“Theosophy [from Greek theosophia, from theos, divine + sophia, wisdom; literally “divine wisdom”], refers to systems of speculation or investigation seeking direct knowledge of the mysteries of being and nature, with particular concern on the nature of Divinity. Theosophy also is considered a part of the broader phenomenon of esotericism, referring to hidden knowledge or wisdom that offers the individual enlightenment and salvation. Esotericism, and hence theosophy, has six main characteristics: correspondence, living nature, imagination or meditation, experience of transmutation, practice of concordance, and transmission. The theosopher seeks to understand the mysteries of the universe and the bonds that unite the universe, man and the divine world. She aspires to link theogony-anthropogony with eschatology and from investigation of these domains to discover a coherent cosmogony. The theosophist inquires into the hieroglyphs of nature, using a method of interpretation founded upon a specific myth or revelation, to which he applies his active imagination in order to draw forth symbolic resonances.
Theosophy broadly explores questions of metaphysics, especially questions within the areas of epistemology, mind, religion and the sciences. The theosophist’s premise is that knowledge must come from both external and internal sources, and requires both an existence and acknowledgement of internal and scientific truths. Both of these truths are given equal footing. Each individual theosophist’s interests and questions are dynamic due to this dual focus on internalism and externalism. Another central interest is the application and use of knowledge for the betterment of both humanity and the individual. Central theosophical questions include:
- What is the True and Universal reality? (Ontology)
- How can we find this True and Universal reality? (Epistemology)
- What are the Universal concepts between Mind and Reality ? (Metaphysics)
- How do we apply Universal truth to further Humanity? (Moral Epistemology, Religion)
- What does Science allow, or deny, within True and Universal Reality? (Metaphysics)
Traditional theosophists engage in circular analysis of the universe, man and divinity. The theosophist inquires into the hieroglyphs of nature, using a method of interpretation founded upon a specific myth, revelation or observational insight. She then applies active imagination in order to draw forth symbolic resonances.
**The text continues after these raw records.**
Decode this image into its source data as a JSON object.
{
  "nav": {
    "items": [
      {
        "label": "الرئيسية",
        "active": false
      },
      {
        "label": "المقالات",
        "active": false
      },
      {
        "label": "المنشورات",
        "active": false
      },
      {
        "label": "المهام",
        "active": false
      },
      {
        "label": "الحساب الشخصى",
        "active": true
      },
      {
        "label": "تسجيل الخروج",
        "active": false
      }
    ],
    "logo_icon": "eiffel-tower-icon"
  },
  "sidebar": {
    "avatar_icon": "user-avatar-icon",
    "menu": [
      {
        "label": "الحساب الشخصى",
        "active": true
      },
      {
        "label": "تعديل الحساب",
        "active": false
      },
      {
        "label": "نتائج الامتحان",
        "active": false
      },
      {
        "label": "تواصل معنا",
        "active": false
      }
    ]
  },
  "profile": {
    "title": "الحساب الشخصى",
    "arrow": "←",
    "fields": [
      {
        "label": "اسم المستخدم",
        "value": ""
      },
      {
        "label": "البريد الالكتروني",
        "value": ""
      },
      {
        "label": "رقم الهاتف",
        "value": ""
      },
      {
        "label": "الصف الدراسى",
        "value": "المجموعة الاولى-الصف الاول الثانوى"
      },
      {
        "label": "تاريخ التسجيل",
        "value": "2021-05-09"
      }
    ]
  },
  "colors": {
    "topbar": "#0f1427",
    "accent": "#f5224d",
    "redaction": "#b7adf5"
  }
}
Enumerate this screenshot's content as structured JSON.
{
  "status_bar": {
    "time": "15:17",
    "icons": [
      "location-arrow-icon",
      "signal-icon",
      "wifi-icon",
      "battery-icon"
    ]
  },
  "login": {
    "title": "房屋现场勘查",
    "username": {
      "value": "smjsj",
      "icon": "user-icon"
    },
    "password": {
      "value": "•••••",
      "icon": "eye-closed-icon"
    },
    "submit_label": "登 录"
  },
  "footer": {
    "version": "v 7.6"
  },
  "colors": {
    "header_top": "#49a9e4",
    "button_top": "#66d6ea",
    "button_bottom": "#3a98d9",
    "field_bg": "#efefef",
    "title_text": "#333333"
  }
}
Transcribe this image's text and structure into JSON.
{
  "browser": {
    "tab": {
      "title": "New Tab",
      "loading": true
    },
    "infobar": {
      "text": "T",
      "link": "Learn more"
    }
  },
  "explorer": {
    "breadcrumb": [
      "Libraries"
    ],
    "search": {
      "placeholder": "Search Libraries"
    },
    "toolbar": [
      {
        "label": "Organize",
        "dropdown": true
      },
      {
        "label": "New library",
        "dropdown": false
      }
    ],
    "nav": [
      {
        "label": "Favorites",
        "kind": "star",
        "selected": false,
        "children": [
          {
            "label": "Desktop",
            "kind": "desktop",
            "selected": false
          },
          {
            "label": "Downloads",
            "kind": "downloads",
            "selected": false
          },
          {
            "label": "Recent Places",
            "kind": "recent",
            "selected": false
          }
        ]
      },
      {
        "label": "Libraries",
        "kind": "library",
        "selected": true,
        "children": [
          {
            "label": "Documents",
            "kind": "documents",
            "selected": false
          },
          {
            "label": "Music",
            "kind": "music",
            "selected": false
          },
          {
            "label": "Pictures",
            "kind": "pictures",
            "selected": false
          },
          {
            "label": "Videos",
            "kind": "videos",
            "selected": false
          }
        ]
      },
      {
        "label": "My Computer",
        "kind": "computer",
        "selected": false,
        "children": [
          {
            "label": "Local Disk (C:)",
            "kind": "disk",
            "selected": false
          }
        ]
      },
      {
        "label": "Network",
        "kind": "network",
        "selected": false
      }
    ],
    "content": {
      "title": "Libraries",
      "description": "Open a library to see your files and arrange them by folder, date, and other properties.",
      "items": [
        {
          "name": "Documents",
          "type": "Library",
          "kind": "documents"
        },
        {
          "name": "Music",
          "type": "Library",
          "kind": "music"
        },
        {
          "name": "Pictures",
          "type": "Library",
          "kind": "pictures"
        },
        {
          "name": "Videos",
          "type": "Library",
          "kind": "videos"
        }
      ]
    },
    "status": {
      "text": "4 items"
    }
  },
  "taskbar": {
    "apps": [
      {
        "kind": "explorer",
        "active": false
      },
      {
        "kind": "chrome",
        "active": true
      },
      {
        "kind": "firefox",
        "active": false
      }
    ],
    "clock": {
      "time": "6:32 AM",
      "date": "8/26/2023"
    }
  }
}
By engaging in interiority or meditation on a specific religious revelation or myth, the theosophist engages in a search for the latent symbolic meanings in ordinary and extraordinary phenomenon. Her starting point may be either from knowledge of external things of this world, or knowledge of the internal divine realms. As her knowledge increases, she experiences a change in being. As Antoine Faivre notes, “the theosophist dedicates his energy to inventing (in the word’s original sense of ‘discovering’) the articulation of all things visible and invisible, by examining both divinity and nature in the smallest detail.” This method of interpretation encompasses both rational and empirical approaches. Though the theosophical method is analytical, it also lends itself to a system style of metaphysics. The epistemological justification of knowledge is seen then as a synthesis, or integration, of both externalism and internalism practices. The knowledge of each Theosophist becomes somewhat individualistic and even at times independent” wikipedia
I’m thinking this applies to me. Not that I’m trying to fit into a box or have a label assigned to me. But, hey, if it fits well, I’ll wear it until I tire of it.